By allowing ads to appear on this site, you support the local businesses who, in turn, support great journalism.
State seeing rising costs from idled equipment on Rivian site
Matthew Bray
Matthew Bray speaks to Joint Development Authority members Tuesday, Feb. 28, during a meeting at the Scott Emmons Water Reclamation Facility in Stanton Springs South near Social Circle. - photo by Tom Spigolon

SOCIAL CIRCLE, Ga. — The Joint Development Authority this week heard that delays from a slowdown of work to grade the planned future site of an electric vehicle plant are costing the state government millions following a legal challenge to a stream protection permit.

Machinery used by Plateau Excavating Inc. has been forced to sit idle as the JDA and state of Georgia wait to grade portions of the 2,000-acre site affected by some Morgan County residents’ challenge to a variance issued by the state Environmental Protection Division (EPD), said Kevin Forbes of construction manager Thomas & Hutton.

Rivian plans to hire up to 7,500 for the facility on the state-owned site. 

Plateau is preparing the site — located on the north side of I-20 in Walton and Morgan counties — for the start of construction of an electric vehicle production facility for Rivian Inc.

The JDA is serving as the developer.

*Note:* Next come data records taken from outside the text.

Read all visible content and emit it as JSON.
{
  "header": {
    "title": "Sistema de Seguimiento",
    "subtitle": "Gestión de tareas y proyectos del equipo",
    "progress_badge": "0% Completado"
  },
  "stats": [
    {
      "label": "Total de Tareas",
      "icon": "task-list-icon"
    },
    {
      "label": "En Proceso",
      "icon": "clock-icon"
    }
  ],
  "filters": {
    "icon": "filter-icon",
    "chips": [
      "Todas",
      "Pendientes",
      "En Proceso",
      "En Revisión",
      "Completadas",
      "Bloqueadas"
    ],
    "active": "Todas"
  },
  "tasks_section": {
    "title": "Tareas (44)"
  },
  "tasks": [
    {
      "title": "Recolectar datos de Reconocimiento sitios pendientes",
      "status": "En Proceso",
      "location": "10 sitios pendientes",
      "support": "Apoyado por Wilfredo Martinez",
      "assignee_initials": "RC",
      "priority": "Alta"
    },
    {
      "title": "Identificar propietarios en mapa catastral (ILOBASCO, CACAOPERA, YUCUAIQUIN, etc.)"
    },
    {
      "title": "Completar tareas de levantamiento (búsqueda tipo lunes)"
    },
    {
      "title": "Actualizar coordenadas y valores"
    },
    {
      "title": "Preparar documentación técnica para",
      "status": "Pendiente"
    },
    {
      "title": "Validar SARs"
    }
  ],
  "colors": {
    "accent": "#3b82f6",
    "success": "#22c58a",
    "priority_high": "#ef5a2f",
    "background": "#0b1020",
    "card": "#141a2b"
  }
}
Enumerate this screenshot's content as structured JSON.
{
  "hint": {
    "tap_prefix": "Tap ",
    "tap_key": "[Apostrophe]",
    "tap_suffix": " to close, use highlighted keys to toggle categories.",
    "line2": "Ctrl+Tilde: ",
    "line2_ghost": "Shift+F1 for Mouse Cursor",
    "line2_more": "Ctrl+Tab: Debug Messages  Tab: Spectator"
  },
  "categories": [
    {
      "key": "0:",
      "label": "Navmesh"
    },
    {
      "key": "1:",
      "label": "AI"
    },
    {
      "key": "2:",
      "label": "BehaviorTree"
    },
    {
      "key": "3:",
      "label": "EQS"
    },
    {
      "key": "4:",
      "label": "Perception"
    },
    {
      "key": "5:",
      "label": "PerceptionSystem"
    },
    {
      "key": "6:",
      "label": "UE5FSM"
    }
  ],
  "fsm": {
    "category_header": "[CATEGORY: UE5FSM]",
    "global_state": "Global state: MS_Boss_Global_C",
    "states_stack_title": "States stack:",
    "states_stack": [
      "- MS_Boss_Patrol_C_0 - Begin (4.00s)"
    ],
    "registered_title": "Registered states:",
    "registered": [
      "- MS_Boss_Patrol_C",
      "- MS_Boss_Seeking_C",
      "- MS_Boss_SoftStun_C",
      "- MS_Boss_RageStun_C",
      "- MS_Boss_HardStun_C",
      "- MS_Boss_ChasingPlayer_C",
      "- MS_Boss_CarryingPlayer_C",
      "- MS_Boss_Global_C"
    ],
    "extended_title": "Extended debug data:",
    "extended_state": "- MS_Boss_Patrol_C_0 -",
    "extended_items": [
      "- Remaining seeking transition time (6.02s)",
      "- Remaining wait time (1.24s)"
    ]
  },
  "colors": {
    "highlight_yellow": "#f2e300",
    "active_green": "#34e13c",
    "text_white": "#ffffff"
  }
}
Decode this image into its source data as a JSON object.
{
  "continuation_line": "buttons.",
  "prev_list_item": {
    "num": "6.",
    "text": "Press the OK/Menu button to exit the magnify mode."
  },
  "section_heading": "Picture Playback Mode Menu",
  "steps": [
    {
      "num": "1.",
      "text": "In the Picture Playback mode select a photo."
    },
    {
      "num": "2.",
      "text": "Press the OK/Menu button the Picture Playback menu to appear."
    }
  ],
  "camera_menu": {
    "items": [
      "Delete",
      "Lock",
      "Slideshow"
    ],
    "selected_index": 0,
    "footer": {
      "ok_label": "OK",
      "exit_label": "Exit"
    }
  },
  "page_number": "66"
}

It is paying Plateau and being reimbursed by state funds in a Regional Economic Business Assistance (REBA) grant.

A challenge to the state EPD-issued Stream Buffer Variance permit led to an automatic stay which prevented any construction work within the 25-foot buffers along the streams, said a JDA spokesperson.

He said grading work continues on other parts of the site.  

The challenge by nearby resident Julie Jenkins is currently being considered by the Office of State Administrative Hearings.

The Authority on Tuesday, Feb. 28, approved a change order to the contract with Plateau that increased the amount by $950,000.

It followed the Authority’s January approval of a change order of $4.5 million for the company that was in part related to equipment down time for the legal challenge.

In a related development, Forbes told Authority members that Plateau removed contaminated soil from the site after a geotechnical testing firm found diesel oil had been leaking from three underground tanks used by a former farming operation at the site.

“They’ve been leaking for awhile so we had to remove a lot more soil than we thought we had to,” Forbes said.

The Newton County Water & Sewerage Authority also is progressing with construction of a water tower that will store reclaimed wastewater from other Stanton Springs tenants for use by the Rivian plant, said Authority member Bob Hughes.

The water tower will be capable of storing 1 million gallons, Hughes said.

During a public comment section of the meeting, residents who oppose the construction complained about removal of trees and the smell of diesel exhaust coming from the the site.

The Authority in recent months voted to keep in reserve $4 million from collections of payments in lieu of taxes (PILOT) from tenants of Stanton Springs South for expected future litigation costs related to Rivian.

It typically would disperse the tax collections to the four counties the JDA represents — Jasper, Morgan, Newton and Walton — but has the legal option of keeping the funds in reserve if needed, officials said.

Rivian opponent Chas Moore of Rutledge told Authority members the $4 million should have been given to the counties immediately because they are funds owed to the taxpayers.

Christina Burks of Social Circle said exhaust smells from the site near her home have been overwhelming at times.

“I don’t want a front row seat to this,” she said. “I invite y’all to come live in our shoes.”

After the meeting, the Rivian opponents announced they would host a community barbecue March 25 at noon at Veterans Park in Rutledge. More details would be coming in the near future, they said.